atocha: Web Forms Library
Atocha is a Python package for parsing and rendering data from web forms. It is framework-agnostic, generic, and it should be possible to use it with CGI scripts or to incorporate it in your favourite web application framework.
Just before I decided to write this software (2005-09-30), I had the following problems:
- There was no library that could parse input from widgets and perform automatic types conversions reliably, that was both decent and simple, or that was not tied to a specific web application framework. (A few options were starting to sprout and mature around that time, such as FormEncode);
- I was having lots of trouble in the various data paths of my handlers with type conversions, often having unicode encoding problems;
- I felt that the problem of handling and rendering web forms were really tied closely, and that it could be solved in a generic manner.
At the time, I had written my own web application framework, and a small form library I had copied from somewhere had grown into a messy monster. So I decided to attack the problem directly and rewrite my forms handling generically, with the following goals in mind:
- Reuse the form definition for parsing submitted arguments as well as rendering and displaying data (leverage the knowledge stored in the form definition as much as possible);
- Robustness: an emphasis on strict type checking and robustness via tests;
- Fields automatically perform appropriate type conversion when returning the parsed value to the user; Like desktop UI toolkit widgets, fields may return all sorts of data types. Also, fields can use multiple HTML input widgets, the notion of input and its mechanism are separate.
Essentially, I wanted functionality closer to what desktop UI toolkits provide, which is often not present in web form parsing toolkits.
Ultimately, you'll have to delve into the heavily documented code to find out about all the gory details, but the simple introduction in this section will give you a taste for what the library can do for you.
- Generic library that is possible to reused in many frameworks and applications. It is not tied to any storage model or domain model, this library provides the data, and you must then store the data yourself. This makes sense, as user-interfaces may change but the underlying data model remain the same;
- Extensible: it is easy to create and add new field types without having to modify the framework. It is also possible to create renderers for your favourite output library (e.g. Stan)
- Fields may render to multiple input widgets and are consolidated in a single value automatically;
- Internationalization (I18n) of all messages is supported (all messages generated by the library are grouped in a s single place and can be easily customized);
- Supports hidden, disabled, and read-only widgets that can be used for implementing multiple-page forms;
- Supports per-field errors, to be rendered next to the erroneous widgets;
- Supports a UI message and status for the re-rendering a form with errors;
You can try an online demo of a form with all the available widgets, that was implemented using simple CGI scripts.

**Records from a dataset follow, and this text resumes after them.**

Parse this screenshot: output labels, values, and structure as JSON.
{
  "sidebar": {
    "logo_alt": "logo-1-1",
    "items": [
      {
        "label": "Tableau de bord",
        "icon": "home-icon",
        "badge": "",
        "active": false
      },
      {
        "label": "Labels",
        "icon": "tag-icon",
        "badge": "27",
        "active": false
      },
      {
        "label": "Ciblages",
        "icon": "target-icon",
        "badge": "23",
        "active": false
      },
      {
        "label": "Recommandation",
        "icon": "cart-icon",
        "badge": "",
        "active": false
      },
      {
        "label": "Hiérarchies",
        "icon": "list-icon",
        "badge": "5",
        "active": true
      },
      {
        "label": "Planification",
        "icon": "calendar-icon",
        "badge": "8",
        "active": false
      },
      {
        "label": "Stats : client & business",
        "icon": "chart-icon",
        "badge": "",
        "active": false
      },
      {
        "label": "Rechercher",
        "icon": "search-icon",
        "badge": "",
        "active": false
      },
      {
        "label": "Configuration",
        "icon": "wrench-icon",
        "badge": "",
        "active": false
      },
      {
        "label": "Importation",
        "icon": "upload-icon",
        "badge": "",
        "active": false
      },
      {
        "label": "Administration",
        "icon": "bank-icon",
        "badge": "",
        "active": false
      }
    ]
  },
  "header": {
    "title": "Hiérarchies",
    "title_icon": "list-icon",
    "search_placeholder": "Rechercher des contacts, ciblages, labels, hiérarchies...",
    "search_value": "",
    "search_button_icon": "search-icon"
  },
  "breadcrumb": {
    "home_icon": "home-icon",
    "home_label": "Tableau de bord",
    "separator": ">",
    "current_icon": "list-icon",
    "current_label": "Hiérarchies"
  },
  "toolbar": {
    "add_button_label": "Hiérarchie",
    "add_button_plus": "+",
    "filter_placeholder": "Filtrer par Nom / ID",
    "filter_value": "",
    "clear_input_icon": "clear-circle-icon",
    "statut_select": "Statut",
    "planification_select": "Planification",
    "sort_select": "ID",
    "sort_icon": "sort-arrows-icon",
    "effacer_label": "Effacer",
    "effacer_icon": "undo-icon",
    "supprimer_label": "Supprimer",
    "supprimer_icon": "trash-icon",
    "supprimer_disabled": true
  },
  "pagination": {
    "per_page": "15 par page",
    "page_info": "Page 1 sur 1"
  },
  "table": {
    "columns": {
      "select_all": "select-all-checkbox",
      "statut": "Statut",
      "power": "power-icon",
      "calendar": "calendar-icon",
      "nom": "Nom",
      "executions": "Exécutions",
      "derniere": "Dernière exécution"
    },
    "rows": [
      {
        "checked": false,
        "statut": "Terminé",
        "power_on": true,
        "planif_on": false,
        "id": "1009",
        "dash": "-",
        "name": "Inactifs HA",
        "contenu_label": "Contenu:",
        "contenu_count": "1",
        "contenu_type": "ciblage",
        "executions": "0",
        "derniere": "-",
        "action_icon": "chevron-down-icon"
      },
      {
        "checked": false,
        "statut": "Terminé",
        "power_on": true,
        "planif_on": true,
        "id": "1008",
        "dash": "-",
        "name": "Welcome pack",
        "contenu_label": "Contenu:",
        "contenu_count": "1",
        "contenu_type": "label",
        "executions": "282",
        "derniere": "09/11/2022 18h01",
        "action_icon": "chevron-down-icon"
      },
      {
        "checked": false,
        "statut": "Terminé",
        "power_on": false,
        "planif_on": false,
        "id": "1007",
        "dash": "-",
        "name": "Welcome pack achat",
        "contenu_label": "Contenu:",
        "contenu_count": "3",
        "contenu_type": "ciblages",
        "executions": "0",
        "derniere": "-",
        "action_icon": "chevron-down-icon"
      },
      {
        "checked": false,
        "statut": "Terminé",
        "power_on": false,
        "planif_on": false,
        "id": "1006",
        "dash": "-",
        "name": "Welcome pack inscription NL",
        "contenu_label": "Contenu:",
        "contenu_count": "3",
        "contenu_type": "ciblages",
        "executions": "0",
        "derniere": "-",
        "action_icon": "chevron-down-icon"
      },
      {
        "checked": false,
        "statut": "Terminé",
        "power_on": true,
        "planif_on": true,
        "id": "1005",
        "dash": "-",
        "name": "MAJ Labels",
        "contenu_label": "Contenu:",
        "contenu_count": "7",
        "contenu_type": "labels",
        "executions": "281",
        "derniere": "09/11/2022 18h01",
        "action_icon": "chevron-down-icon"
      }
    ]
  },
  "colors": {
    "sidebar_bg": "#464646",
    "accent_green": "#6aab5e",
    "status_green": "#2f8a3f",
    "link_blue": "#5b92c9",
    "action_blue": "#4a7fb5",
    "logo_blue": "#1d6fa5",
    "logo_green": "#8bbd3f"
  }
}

You can visit the source code from the demo web pages too.
This simple demo does not use session management, so if many people access it at the same time you may be surprised by other people's values appearing in the results.
The atocha-discuss mailing-list for the project can be found at http://lists.sourceforge.net/lists/listinfo/atocha-discuss
If you find bugs, please post them on the associated SourceForge bug tracker. I share my source code in the hope that other users will provide feedback to improve stability. Contributions are also welcome.
I am actively using this library to build a commercial-grade web application and will actively improve and support the library. There is a test suite that runs through the basic features of the library.
- Python >=2.3
Copyright (C) 2005 Martin Blais. This code is distributed under the GNU General Public License.
The Atocha library has evolved a lot from my original use of the form.py file in the draco framework written by Geert Jansen. I originally copied and modified the file quite a bit, and at some point I got really frustrated in my mess, being constantly in data type conversion hell and decided to rewrite the whole thing completely, with a particular emphasis on identifying and checking the types which flow throughout the life of a request.